EXERCISE =>
The reply must contain all of the records, unchanged.

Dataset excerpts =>
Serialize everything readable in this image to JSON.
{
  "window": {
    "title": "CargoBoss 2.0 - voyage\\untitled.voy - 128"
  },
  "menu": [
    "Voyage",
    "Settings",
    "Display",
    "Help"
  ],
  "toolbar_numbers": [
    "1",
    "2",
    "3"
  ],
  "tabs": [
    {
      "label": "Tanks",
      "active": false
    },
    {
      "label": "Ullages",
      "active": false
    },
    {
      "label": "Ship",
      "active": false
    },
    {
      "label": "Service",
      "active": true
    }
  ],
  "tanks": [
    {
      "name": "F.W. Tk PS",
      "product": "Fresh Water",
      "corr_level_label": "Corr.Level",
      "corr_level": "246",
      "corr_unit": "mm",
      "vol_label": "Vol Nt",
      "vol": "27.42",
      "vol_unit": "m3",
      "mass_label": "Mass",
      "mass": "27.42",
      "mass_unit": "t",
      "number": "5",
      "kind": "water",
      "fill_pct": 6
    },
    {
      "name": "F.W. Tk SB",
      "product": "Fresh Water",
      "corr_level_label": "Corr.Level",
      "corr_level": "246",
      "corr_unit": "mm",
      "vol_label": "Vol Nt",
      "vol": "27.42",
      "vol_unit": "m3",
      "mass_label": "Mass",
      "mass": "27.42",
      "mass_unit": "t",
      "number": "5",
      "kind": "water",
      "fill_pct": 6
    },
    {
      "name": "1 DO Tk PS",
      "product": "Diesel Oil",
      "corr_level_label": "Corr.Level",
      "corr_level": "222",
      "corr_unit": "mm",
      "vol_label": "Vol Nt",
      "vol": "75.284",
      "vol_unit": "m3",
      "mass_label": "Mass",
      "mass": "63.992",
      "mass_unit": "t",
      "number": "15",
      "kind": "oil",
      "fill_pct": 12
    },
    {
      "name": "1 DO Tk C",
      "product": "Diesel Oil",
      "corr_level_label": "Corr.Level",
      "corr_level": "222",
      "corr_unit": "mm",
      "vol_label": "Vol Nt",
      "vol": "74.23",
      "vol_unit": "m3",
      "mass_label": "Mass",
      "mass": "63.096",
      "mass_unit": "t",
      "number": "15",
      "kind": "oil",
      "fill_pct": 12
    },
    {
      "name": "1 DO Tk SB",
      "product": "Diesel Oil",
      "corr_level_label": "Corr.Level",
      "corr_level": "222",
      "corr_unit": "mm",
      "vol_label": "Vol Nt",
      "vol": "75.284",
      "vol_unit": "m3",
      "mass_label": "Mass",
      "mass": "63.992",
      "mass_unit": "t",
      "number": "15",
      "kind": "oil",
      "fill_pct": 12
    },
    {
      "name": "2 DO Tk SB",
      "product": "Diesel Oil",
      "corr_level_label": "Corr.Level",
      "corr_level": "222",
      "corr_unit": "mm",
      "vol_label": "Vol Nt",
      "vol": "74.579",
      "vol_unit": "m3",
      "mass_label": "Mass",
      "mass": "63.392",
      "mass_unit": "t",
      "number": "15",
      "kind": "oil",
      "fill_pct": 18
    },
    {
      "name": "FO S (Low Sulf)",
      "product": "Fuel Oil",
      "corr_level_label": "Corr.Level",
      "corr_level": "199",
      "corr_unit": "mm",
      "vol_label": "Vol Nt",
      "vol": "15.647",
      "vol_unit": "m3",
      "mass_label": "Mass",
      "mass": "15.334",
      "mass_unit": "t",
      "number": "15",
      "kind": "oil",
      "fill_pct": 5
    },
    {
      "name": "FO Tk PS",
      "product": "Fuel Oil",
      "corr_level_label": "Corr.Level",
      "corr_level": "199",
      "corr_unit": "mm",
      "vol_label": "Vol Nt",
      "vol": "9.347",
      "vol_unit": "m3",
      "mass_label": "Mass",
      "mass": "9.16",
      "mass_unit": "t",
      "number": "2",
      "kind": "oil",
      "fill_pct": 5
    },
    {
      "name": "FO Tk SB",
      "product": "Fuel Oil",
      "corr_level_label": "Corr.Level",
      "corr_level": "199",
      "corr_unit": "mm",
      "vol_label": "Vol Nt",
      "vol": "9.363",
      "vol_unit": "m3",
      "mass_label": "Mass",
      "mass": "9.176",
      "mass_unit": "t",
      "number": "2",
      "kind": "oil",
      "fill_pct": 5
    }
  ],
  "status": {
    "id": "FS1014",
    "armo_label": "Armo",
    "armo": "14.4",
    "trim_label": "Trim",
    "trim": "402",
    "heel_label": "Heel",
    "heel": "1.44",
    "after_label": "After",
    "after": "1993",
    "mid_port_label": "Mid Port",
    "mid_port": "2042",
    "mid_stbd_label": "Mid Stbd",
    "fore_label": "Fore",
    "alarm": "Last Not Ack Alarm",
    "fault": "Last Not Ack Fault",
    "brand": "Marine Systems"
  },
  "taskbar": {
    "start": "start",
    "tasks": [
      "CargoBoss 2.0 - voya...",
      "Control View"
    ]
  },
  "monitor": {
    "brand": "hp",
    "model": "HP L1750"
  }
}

WRITTEN SOLUTION =>
Serialize everything readable in this image to JSON.
{
  "window": {
    "title": "CargoBoss 2.0 - voyage\\untitled.voy - 128"
  },
  "menu": [
    "Voyage",
    "Settings",
    "Display",
    "Help"
  ],
  "toolbar_numbers": [
    "1",
    "2",
    "3"
  ],
  "tabs": [
    {
      "label": "Tanks",
      "active": false
    },
    {
      "label": "Ullages",
      "active": false
    },
    {
      "label": "Ship",
      "active": false
    },
    {
      "label": "Service",
      "active": true
    }
  ],
  "tanks": [
    {
      "name": "F.W. Tk PS",
      "product": "Fresh Water",
      "corr_level_label": "Corr.Level",
      "corr_level": "246",
      "corr_unit": "mm",
      "vol_label": "Vol Nt",
      "vol": "27.42",
      "vol_unit": "m3",
      "mass_label": "Mass",
      "mass": "27.42",
      "mass_unit": "t",
      "number": "5",
      "kind": "water",
      "fill_pct": 6
    },
    {
      "name": "F.W. Tk SB",
      "product": "Fresh Water",
      "corr_level_label": "Corr.Level",
      "corr_level": "246",
      "corr_unit": "mm",
      "vol_label": "Vol Nt",
      "vol": "27.42",
      "vol_unit": "m3",
      "mass_label": "Mass",
      "mass": "27.42",
      "mass_unit": "t",
      "number": "5",
      "kind": "water",
      "fill_pct": 6
    },
    {
      "name": "1 DO Tk PS",
      "product": "Diesel Oil",
      "corr_level_label": "Corr.Level",
      "corr_level": "222",
      "corr_unit": "mm",
      "vol_label": "Vol Nt",
      "vol": "75.284",
      "vol_unit": "m3",
      "mass_label": "Mass",
      "mass": "63.992",
      "mass_unit": "t",
      "number": "15",
      "kind": "oil",
      "fill_pct": 12
    },
    {
      "name": "1 DO Tk C",
      "product": "Diesel Oil",
      "corr_level_label": "Corr.Level",
      "corr_level": "222",
      "corr_unit": "mm",
      "vol_label": "Vol Nt",
      "vol": "74.23",
      "vol_unit": "m3",
      "mass_label": "Mass",
      "mass": "63.096",
      "mass_unit": "t",
      "number": "15",
      "kind": "oil",
      "fill_pct": 12
    },
    {
      "name": "1 DO Tk SB",
      "product": "Diesel Oil",
      "corr_level_label": "Corr.Level",
      "corr_level": "222",
      "corr_unit": "mm",
      "vol_label": "Vol Nt",
      "vol": "75.284",
      "vol_unit": "m3",
      "mass_label": "Mass",
      "mass": "63.992",
      "mass_unit": "t",
      "number": "15",
      "kind": "oil",
      "fill_pct": 12
    },
    {
      "name": "2 DO Tk SB",
      "product": "Diesel Oil",
      "corr_level_label": "Corr.Level",
      "corr_level": "222",
      "corr_unit": "mm",
      "vol_label": "Vol Nt",
      "vol": "74.579",
      "vol_unit": "m3",
      "mass_label": "Mass",
      "mass": "63.392",
      "mass_unit": "t",
      "number": "15",
      "kind": "oil",
      "fill_pct": 18
    },
    {
      "name": "FO S (Low Sulf)",
      "product": "Fuel Oil",
      "corr_level_label": "Corr.Level",
      "corr_level": "199",
      "corr_unit": "mm",
      "vol_label": "Vol Nt",
      "vol": "15.647",
      "vol_unit": "m3",
      "mass_label": "Mass",
      "mass": "15.334",
      "mass_unit": "t",
      "number": "15",
      "kind": "oil",
      "fill_pct": 5
    },
    {
      "name": "FO Tk PS",
      "product": "Fuel Oil",
      "corr_level_label": "Corr.Level",
      "corr_level": "199",
      "corr_unit": "mm",
      "vol_label": "Vol Nt",
      "vol": "9.347",
      "vol_unit": "m3",
      "mass_label": "Mass",
      "mass": "9.16",
      "mass_unit": "t",
      "number": "2",
      "kind": "oil",
      "fill_pct": 5
    },
    {
      "name": "FO Tk SB",
      "product": "Fuel Oil",
      "corr_level_label": "Corr.Level",
      "corr_level": "199",
      "corr_unit": "mm",
      "vol_label": "Vol Nt",
      "vol": "9.363",
      "vol_unit": "m3",
      "mass_label": "Mass",
      "mass": "9.176",
      "mass_unit": "t",
      "number": "2",
      "kind": "oil",
      "fill_pct": 5
    }
  ],
  "status": {
    "id": "FS1014",
    "armo_label": "Armo",
    "armo": "14.4",
    "trim_label": "Trim",
    "trim": "402",
    "heel_label": "Heel",
    "heel": "1.44",
    "after_label": "After",
    "after": "1993",
    "mid_port_label": "Mid Port",
    "mid_port": "2042",
    "mid_stbd_label": "Mid Stbd",
    "fore_label": "Fore",
    "alarm": "Last Not Ack Alarm",
    "fault": "Last Not Ack Fault",
    "brand": "Marine Systems"
  },
  "taskbar": {
    "start": "start",
    "tasks": [
      "CargoBoss 2.0 - voya...",
      "Control View"
    ]
  },
  "monitor": {
    "brand": "hp",
    "model": "HP L1750"
  }
}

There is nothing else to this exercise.